The modern use of the word “genius” refers to someone with a remarkable brilliance in one aspect of their capacities. We think of Mozart or Einstein or Michelangelo. But the original notion of the word genius meant “attendant spirit.” This was not reserved only for the gifted. Rather, it was believed that everyone has an attendant spirit. Everyone has a genius. This is where the word “genie” comes from. So each of us has our own genie, our own soul to guide us, if we dare to look for it, to listen to it, to stay in relationship with it. This poem speaks to this.
The angels around us, the ones
I’ve seen when too tired to think,
the one who twitches in my dog
when she sleeps, the one who rides
the sun through the fork in the oak,
the one who weighs the angry hand
open, the one who like a breeze lifts
the curtain of my eyes, the one who
flits like a dragonfly in the back of
my throat telling me it’s ok to cry—
they don’t come to help us out of
here.

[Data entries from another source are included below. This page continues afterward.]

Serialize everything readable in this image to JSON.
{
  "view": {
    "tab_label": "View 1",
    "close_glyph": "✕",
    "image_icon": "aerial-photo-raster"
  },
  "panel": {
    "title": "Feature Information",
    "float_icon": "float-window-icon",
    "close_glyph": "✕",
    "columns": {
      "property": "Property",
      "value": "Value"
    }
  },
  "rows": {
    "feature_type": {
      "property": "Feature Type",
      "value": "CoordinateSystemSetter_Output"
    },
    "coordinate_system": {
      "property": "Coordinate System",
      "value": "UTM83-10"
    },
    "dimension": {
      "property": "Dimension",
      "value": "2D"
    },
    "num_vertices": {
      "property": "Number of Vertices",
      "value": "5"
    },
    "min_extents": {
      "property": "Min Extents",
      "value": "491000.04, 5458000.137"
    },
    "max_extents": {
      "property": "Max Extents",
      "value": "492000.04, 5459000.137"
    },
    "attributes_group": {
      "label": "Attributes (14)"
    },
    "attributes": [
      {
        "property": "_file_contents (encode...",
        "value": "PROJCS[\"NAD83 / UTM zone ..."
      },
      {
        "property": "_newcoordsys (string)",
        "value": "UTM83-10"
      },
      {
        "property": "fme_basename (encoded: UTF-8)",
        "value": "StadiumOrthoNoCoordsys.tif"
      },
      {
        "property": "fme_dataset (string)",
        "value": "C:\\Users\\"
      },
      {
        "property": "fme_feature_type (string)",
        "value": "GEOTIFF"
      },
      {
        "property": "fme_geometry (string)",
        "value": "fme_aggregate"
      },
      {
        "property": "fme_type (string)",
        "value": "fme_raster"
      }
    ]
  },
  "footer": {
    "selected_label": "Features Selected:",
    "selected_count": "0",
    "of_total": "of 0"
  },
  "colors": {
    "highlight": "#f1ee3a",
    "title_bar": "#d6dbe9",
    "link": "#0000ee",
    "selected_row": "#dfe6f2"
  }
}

They quietly wait for the
storms of paradise to crack, for
the dreams we lean on to topple.
They soak up light and wait like
dew on grass for us to notice.
They slip in through our
A Question to Walk With: How would you describe your attendant spirit and how it speaks to you?